The rise of global economies in the 21st century, the rapid national and international movement of people, and the increased reliance of developed countries on global trade all greatly increase the potential and possible magnitude of a pandemic. Global epidemics may result from global climate change, vector-borne diseases, food-borne illness, new naturally occurring pathogens, or bio-terrorist attacks. What can public health officials and scientists possibly do to protect populations from emerging disease or to implement better response measures? While the speed of modern transportation amplifies the threat, the near real time capability of modern information technology (I/T) can provide opportunities for great predictive capability and pro-active containment.
The SpatioTemporal Epidemiological Modeler (STEM) freely available through the Eclipse Foundation (http://www.eclipse.org) provides a modern “plug and play” software architecture that offers many advantages for software development. STEM represents the world as “a graph”. STEM offers toolsets for developing sophisticated simulations of disease spread. Data sets describing the geography, transportation systems, and population for the 244 countries and dependent areas, disease modeling mathematics, model comparison and cross validation tools.
As an Eclipse application, STEM is also designed to support collaborative community contribution to a growing library of data required to model existing and emerging disease threats.

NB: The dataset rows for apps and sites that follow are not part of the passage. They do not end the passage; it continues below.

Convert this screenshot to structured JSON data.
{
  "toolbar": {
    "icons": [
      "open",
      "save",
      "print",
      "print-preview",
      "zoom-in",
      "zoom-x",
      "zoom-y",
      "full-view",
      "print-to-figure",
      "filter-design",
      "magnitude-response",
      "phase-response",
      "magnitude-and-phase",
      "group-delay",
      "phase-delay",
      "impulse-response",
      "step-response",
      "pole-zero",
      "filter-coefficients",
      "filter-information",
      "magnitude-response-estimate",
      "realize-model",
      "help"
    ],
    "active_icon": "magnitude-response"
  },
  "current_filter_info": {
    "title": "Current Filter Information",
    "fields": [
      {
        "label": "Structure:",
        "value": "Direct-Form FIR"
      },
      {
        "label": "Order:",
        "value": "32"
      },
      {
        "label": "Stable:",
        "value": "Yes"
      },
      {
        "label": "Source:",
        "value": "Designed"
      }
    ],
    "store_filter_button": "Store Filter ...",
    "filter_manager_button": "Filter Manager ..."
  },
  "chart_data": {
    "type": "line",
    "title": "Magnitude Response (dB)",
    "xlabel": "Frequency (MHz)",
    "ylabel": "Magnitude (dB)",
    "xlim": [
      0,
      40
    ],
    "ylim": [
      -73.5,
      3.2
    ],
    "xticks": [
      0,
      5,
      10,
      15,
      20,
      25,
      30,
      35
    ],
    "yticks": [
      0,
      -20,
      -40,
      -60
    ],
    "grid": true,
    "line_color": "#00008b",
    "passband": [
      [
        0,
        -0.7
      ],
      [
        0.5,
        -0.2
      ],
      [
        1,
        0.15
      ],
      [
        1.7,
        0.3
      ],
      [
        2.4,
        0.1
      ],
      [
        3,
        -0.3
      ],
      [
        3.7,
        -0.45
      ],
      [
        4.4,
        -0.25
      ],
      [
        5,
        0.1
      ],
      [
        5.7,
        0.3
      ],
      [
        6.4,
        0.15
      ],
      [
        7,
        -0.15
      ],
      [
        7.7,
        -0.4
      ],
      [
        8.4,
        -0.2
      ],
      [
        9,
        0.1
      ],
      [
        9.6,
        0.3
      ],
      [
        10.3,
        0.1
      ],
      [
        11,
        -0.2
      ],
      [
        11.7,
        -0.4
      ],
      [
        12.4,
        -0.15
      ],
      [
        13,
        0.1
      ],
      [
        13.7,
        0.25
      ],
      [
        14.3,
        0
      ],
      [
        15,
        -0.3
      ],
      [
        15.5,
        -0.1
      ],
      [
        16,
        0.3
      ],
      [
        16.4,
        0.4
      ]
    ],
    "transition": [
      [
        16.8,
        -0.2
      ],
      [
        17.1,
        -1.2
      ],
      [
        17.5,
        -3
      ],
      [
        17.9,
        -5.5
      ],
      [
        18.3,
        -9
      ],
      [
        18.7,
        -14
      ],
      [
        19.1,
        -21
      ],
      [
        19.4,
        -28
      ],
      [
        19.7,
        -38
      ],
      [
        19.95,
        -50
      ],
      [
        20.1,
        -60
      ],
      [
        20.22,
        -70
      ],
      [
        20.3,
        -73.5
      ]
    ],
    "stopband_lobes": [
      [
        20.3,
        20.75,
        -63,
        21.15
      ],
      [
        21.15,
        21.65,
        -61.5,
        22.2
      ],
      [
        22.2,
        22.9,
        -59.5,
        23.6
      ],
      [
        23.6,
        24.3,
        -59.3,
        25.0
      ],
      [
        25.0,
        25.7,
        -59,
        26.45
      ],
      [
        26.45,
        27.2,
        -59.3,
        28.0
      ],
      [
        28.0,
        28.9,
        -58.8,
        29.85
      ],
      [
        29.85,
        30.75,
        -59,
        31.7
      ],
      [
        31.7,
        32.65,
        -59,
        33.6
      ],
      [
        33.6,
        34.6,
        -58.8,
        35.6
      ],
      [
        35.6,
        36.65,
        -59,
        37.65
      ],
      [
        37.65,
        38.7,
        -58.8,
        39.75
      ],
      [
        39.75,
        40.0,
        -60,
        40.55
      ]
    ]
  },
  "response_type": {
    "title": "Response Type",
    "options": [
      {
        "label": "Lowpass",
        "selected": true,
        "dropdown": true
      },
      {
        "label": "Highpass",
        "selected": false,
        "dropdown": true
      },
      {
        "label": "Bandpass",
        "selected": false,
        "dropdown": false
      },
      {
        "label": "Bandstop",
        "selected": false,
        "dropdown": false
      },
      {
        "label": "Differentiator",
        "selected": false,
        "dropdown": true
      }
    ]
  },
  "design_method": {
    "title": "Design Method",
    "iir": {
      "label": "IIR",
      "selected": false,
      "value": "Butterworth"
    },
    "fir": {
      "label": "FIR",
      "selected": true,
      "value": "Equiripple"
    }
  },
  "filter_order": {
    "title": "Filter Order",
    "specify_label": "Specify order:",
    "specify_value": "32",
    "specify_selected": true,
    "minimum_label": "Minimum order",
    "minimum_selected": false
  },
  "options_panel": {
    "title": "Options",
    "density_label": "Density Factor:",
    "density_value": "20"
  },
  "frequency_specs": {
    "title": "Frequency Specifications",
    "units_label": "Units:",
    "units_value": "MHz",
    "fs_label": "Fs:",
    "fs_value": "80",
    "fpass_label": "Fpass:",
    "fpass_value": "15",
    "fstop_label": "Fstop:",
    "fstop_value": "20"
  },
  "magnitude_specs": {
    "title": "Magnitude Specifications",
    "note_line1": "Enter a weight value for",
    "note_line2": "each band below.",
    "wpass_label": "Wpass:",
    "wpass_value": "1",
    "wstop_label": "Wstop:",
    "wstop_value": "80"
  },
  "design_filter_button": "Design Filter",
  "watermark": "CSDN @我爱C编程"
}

Recently STEM has been extended to support modeling of vector borne, zoonotic, and foodborne disease. In this talk we will describe the STEM framework and present a model of MMR vaccination developed with NHS Ealing and NIHR. We will also describe models of zoonotic and foodborne disease developed with the German Federal Institute for Risk Assessment and demonstrate new features in STEM designed to simplify rapid creation of entirely new models.